Conures are playful and easily amused with simple toys. They often lay on their backs and chew at their toys or may play hide and seek with a towel or brown bag in their enclosure. Because they love to chew, any toys must be free of toxic metals, hooks, sharp objects or small, easily consumed components. Providing chew toys or fresh cut branches from nontoxic, pesticide-free trees is recommended for Conures. Check with your veterinarian for recommendations on locally available safe trees. Conures are very curious and will investigate anything new in their environment.

Are Conure parrots tame?

Young, hand-raised Conures adapt readily to new surroundings and handling procedures. They should be exposed early in life to novel situations (car travel, veterinarian visits, multiple visitors in the household, other household pets) so that they are well adjusted to these events. Discipline, leadership, patience, hooding (covering the head), a sense of ritual and the offering of rewards are necessary to modify the behavior of Conures. Even then, they are not completely trustworthy and may bite when they are angry or don't get their way.

Why should the wings be clipped?

Conures that are allowed unrestricted freedom in the home can encounter numerous physical dangers or toxins; therefore, wing clipping is recommended. The goal of clipping the wings is not to make the bird incapable of flight, but to prevent it from developing rapid and sustained flight and to prevent escape. Maintenance trimming is required eight to twelve weeks after the start of a molt cycle.

How can you keep your Conure parrot healthy, happy and safe?
  • Give lots of attention.
  • Feed a fresh, high quality, toxin-free pelleted diet with daily supplementation of chopped vegetables and fruit.
  • Do not feed grit, as it is not necessary with modern captive diets.
  • Provide clean, fresh, uncontaminated water.
  • Remove and replace food and water containers twice daily to maximize activity in a healthy bird.
  • Provide an occasional opportunity for bath, shower, or misting (at least weekly).
  • Avoid spraying house with insecticides.

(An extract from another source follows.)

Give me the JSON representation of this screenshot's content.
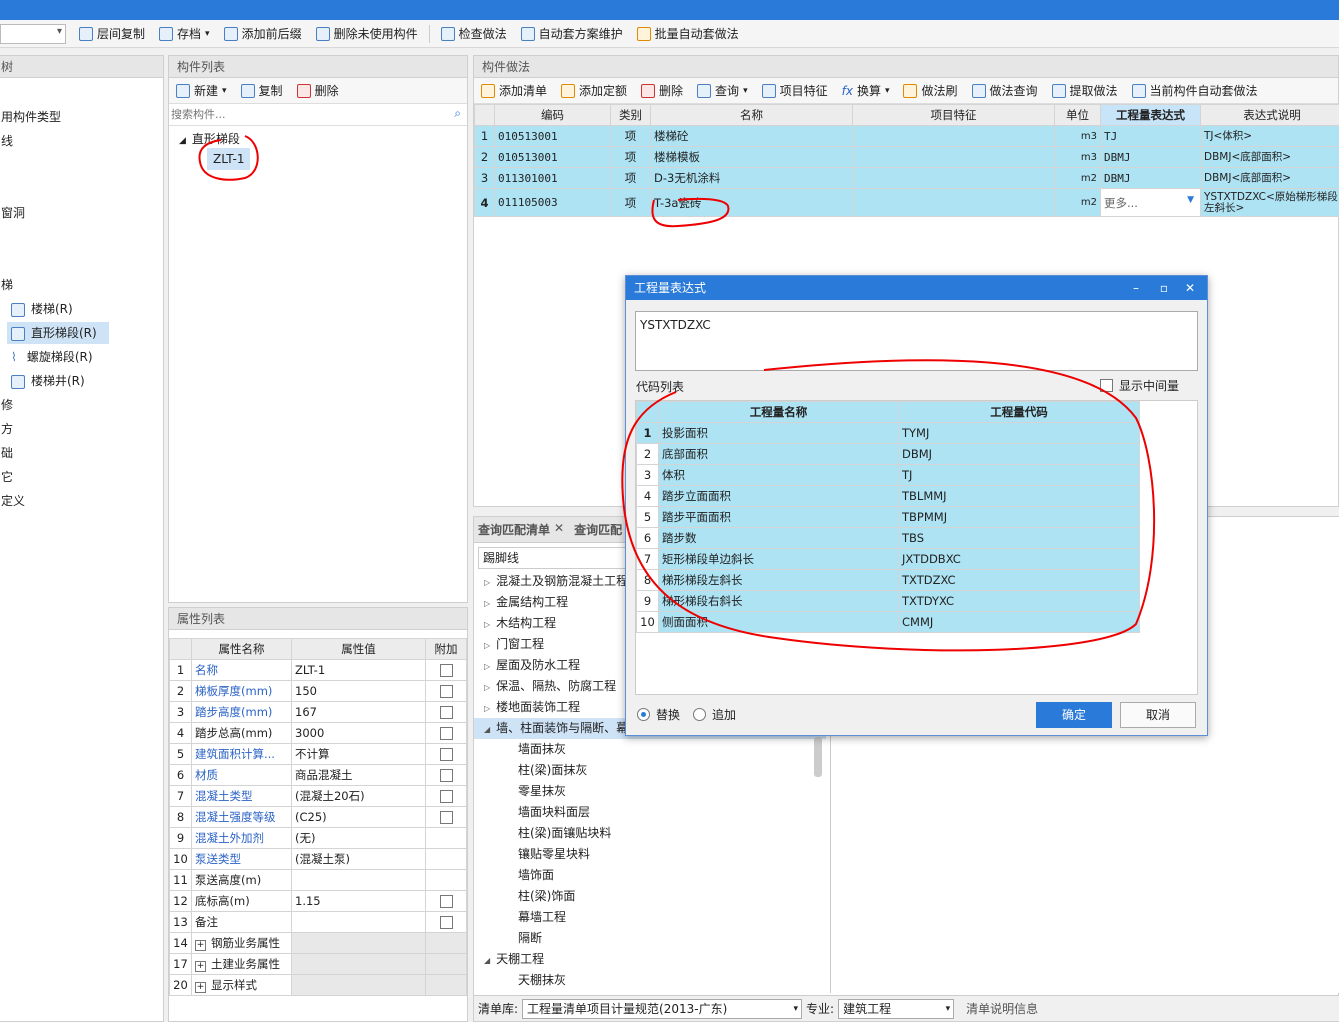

Housing for your Conure parrot should:
  • Be as large as possible.
  • Be clean, secure, safe, and easy to service.
  • Be constructed of durable, nontoxic material.
  • Contain variable sized perches made of clean, nontoxic, pesticide-free tree branches.
  • Have food and water containers placed at opposite ends of the enclosure.
  • Avoid having perches located directly over food containers.
  • Offer occasional opportunity for protected outdoor exposure to fresh air, sunlight, and exercise.

Things you must keep away from your Conure parrot:
  • Ceiling fans
  • Hot cooking oil
  • Teflon coated items
  • Leg chains
  • Sandpaper-covered perches
  • Tobacco and cigarette smoke
  • Chocolate, avocado, salt, alcohol
  • Toxic houseplants
  • Toxic fumes
  • Easily dismantled toys
  • Dogs, cats, and young children
  • Cedar, redwood, and pressure treated wood shavings
  • Sources of lead or zinc

For more information visit: Association of Avian Veterinarians, Good Bird, Inc.